Sixteen years after its inception, a South Carolina-based organization which raises money for bulletproof vests for law enforcement says its cause is still saving lives and is more important than ever.
Michael Letts, founder of the non-profit In-Vest USA, says the current economic crisis is deteriorating the quality of life in many communities, bringing increased crime and more demands on law enforcement. And he says the bad economy means a nationwide drop in law enforcement funding. Letts says that also means a drop in charitable giving upon which his organization depends, in order to give bulletproof vests to officers.
In-Vest was born in 1993 when Letts’ local Kiwanis Club invited a deputy from the Richland County Sheriff’s Office to speak. Letts says club members were shocked to discover that the officer didn’t have a vest, nor did many other members of his department. Letts says after his charity raised the money for 250 vests for Richland County within two years, he and the organizers tried to shut down the fund raiser but the public outcry told them they needed to continue the effort.
Letts says a recent incident in Houston points out how important the vests are. A police officer survived a shooting during a drug raid after the bullet struck his vest, preventing the officer from being seriously injured. Letts says such incidences are all to common.
Letts, who also serves as a police chaplin, says his organization is now helping to save lives around the world. “We’ve had requests from police departments in Mexico, Germany, Russia, and all over,” says Letts. “We have a two-step process. We purchase tailor-made vests for every officer we raise funds for in the United States. At the same time these vests have to be replaced every five years.

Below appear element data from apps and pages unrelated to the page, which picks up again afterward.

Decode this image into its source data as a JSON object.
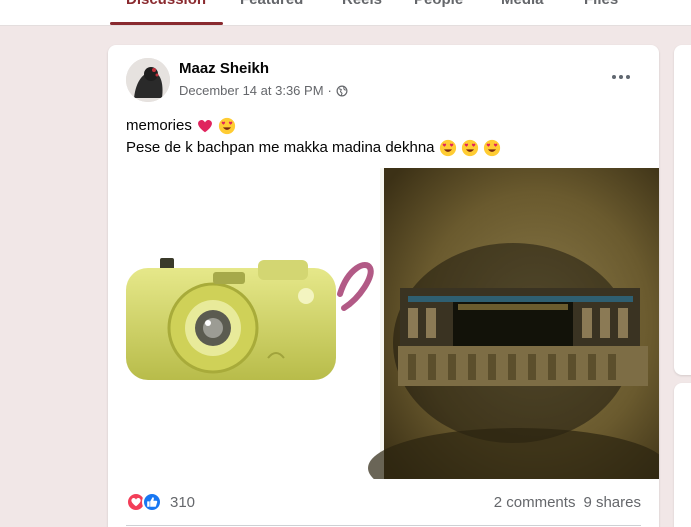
{
  "tabs": [
    {
      "label": "Discussion",
      "active": true
    },
    {
      "label": "Featured",
      "active": false
    },
    {
      "label": "Reels",
      "active": false
    },
    {
      "label": "People",
      "active": false
    },
    {
      "label": "Media",
      "active": false
    },
    {
      "label": "Files",
      "active": false
    }
  ],
  "colors": {
    "accent": "#8a2a2f",
    "page_bg": "#f1e7e7",
    "love": "#f33e58",
    "like": "#1877f2"
  },
  "post": {
    "author": "Maaz Sheikh",
    "timestamp": "December 14 at 3:36 PM",
    "separator": "·",
    "audience_icon": "globe-icon",
    "text_line1": "memories",
    "text_line2": "Pese de k bachpan me makka madina dekhna",
    "reaction_count": "310",
    "comments": "2 comments",
    "shares": "9 shares"
  }
}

Departments donate back to us old vest when they get new vests and we give the old ones to departments around the world which don’t have any vests at all.”
To make a donation or become a sponsor, go to www.In-vest.org.